◆ **Exercise requirements**: Copy out all the entries word for word.
- Opening Delimiter -
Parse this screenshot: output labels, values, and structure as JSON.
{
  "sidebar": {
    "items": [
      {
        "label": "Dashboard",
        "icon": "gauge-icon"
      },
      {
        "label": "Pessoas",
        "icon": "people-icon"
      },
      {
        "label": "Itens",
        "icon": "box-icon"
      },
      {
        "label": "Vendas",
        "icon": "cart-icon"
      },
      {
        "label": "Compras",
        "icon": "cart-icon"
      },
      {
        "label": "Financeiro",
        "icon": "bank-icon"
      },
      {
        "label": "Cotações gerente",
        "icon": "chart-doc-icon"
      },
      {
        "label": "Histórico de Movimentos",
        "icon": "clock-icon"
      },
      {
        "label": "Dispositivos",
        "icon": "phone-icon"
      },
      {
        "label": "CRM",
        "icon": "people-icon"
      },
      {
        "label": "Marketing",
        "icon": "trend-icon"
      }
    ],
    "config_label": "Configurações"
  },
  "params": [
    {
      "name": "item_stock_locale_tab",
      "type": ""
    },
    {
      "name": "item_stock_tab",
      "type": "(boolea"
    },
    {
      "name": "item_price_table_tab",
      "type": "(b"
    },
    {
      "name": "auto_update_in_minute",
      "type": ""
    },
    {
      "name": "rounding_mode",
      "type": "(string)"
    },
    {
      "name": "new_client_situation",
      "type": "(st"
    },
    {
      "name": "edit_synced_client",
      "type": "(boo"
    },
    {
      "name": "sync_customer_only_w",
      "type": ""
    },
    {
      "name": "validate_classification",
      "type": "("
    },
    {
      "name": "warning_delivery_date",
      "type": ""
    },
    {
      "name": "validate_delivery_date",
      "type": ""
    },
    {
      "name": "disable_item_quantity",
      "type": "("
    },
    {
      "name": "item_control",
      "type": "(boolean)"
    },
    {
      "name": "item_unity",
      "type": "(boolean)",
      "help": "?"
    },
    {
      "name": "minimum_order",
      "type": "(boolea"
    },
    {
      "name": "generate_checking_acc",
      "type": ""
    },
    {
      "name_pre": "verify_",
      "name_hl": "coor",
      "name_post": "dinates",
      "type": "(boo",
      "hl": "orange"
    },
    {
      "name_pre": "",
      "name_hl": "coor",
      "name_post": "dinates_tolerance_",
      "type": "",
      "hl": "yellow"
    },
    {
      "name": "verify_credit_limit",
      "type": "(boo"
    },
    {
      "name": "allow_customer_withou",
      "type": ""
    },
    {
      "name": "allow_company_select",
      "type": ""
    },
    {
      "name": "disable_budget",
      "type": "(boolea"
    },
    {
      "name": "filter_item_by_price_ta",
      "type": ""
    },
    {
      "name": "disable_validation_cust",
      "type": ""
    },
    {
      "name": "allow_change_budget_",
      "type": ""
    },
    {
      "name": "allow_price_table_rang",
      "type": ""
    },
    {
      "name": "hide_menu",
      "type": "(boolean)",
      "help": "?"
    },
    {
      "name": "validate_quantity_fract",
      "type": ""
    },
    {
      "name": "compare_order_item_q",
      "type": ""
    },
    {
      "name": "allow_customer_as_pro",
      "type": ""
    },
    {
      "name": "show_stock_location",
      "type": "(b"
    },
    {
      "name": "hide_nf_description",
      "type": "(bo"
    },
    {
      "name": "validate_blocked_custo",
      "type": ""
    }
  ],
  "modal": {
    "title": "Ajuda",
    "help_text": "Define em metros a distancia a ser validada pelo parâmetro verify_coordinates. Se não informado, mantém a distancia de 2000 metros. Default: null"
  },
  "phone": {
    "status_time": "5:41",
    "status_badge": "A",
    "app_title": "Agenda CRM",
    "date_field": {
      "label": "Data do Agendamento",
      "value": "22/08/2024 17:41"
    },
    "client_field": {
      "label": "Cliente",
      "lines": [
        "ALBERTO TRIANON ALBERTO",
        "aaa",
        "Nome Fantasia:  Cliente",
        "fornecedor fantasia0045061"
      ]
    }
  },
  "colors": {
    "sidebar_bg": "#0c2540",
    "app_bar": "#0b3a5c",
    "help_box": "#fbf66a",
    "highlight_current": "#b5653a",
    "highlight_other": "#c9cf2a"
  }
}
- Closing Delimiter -
◆ **Answer to the exercise**:
Parse this screenshot: output labels, values, and structure as JSON.
{
  "sidebar": {
    "items": [
      {
        "label": "Dashboard",
        "icon": "gauge-icon"
      },
      {
        "label": "Pessoas",
        "icon": "people-icon"
      },
      {
        "label": "Itens",
        "icon": "box-icon"
      },
      {
        "label": "Vendas",
        "icon": "cart-icon"
      },
      {
        "label": "Compras",
        "icon": "cart-icon"
      },
      {
        "label": "Financeiro",
        "icon": "bank-icon"
      },
      {
        "label": "Cotações gerente",
        "icon": "chart-doc-icon"
      },
      {
        "label": "Histórico de Movimentos",
        "icon": "clock-icon"
      },
      {
        "label": "Dispositivos",
        "icon": "phone-icon"
      },
      {
        "label": "CRM",
        "icon": "people-icon"
      },
      {
        "label": "Marketing",
        "icon": "trend-icon"
      }
    ],
    "config_label": "Configurações"
  },
  "params": [
    {
      "name": "item_stock_locale_tab",
      "type": ""
    },
    {
      "name": "item_stock_tab",
      "type": "(boolea"
    },
    {
      "name": "item_price_table_tab",
      "type": "(b"
    },
    {
      "name": "auto_update_in_minute",
      "type": ""
    },
    {
      "name": "rounding_mode",
      "type": "(string)"
    },
    {
      "name": "new_client_situation",
      "type": "(st"
    },
    {
      "name": "edit_synced_client",
      "type": "(boo"
    },
    {
      "name": "sync_customer_only_w",
      "type": ""
    },
    {
      "name": "validate_classification",
      "type": "("
    },
    {
      "name": "warning_delivery_date",
      "type": ""
    },
    {
      "name": "validate_delivery_date",
      "type": ""
    },
    {
      "name": "disable_item_quantity",
      "type": "("
    },
    {
      "name": "item_control",
      "type": "(boolean)"
    },
    {
      "name": "item_unity",
      "type": "(boolean)",
      "help": "?"
    },
    {
      "name": "minimum_order",
      "type": "(boolea"
    },
    {
      "name": "generate_checking_acc",
      "type": ""
    },
    {
      "name_pre": "verify_",
      "name_hl": "coor",
      "name_post": "dinates",
      "type": "(boo",
      "hl": "orange"
    },
    {
      "name_pre": "",
      "name_hl": "coor",
      "name_post": "dinates_tolerance_",
      "type": "",
      "hl": "yellow"
    },
    {
      "name": "verify_credit_limit",
      "type": "(boo"
    },
    {
      "name": "allow_customer_withou",
      "type": ""
    },
    {
      "name": "allow_company_select",
      "type": ""
    },
    {
      "name": "disable_budget",
      "type": "(boolea"
    },
    {
      "name": "filter_item_by_price_ta",
      "type": ""
    },
    {
      "name": "disable_validation_cust",
      "type": ""
    },
    {
      "name": "allow_change_budget_",
      "type": ""
    },
    {
      "name": "allow_price_table_rang",
      "type": ""
    },
    {
      "name": "hide_menu",
      "type": "(boolean)",
      "help": "?"
    },
    {
      "name": "validate_quantity_fract",
      "type": ""
    },
    {
      "name": "compare_order_item_q",
      "type": ""
    },
    {
      "name": "allow_customer_as_pro",
      "type": ""
    },
    {
      "name": "show_stock_location",
      "type": "(b"
    },
    {
      "name": "hide_nf_description",
      "type": "(bo"
    },
    {
      "name": "validate_blocked_custo",
      "type": ""
    }
  ],
  "modal": {
    "title": "Ajuda",
    "help_text": "Define em metros a distancia a ser validada pelo parâmetro verify_coordinates. Se não informado, mantém a distancia de 2000 metros. Default: null"
  },
  "phone": {
    "status_time": "5:41",
    "status_badge": "A",
    "app_title": "Agenda CRM",
    "date_field": {
      "label": "Data do Agendamento",
      "value": "22/08/2024 17:41"
    },
    "client_field": {
      "label": "Cliente",
      "lines": [
        "ALBERTO TRIANON ALBERTO",
        "aaa",
        "Nome Fantasia:  Cliente",
        "fornecedor fantasia0045061"
      ]
    }
  },
  "colors": {
    "sidebar_bg": "#0c2540",
    "app_bar": "#0b3a5c",
    "help_box": "#fbf66a",
    "highlight_current": "#b5653a",
    "highlight_other": "#c9cf2a"
  }
}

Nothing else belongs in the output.